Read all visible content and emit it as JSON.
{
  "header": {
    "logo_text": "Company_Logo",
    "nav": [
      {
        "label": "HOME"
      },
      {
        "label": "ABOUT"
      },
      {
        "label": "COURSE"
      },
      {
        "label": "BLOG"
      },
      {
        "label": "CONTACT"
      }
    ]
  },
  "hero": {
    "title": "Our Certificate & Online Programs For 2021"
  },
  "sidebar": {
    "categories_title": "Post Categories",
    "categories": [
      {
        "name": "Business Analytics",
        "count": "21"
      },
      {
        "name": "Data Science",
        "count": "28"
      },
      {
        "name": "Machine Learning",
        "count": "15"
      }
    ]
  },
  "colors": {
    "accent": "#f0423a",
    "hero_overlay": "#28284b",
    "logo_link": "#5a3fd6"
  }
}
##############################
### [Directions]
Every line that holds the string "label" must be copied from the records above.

### [Written response]
        "label": "HOME"
        "label": "ABOUT"
        "label": "COURSE"
        "label": "BLOG"
        "label": "CONTACT"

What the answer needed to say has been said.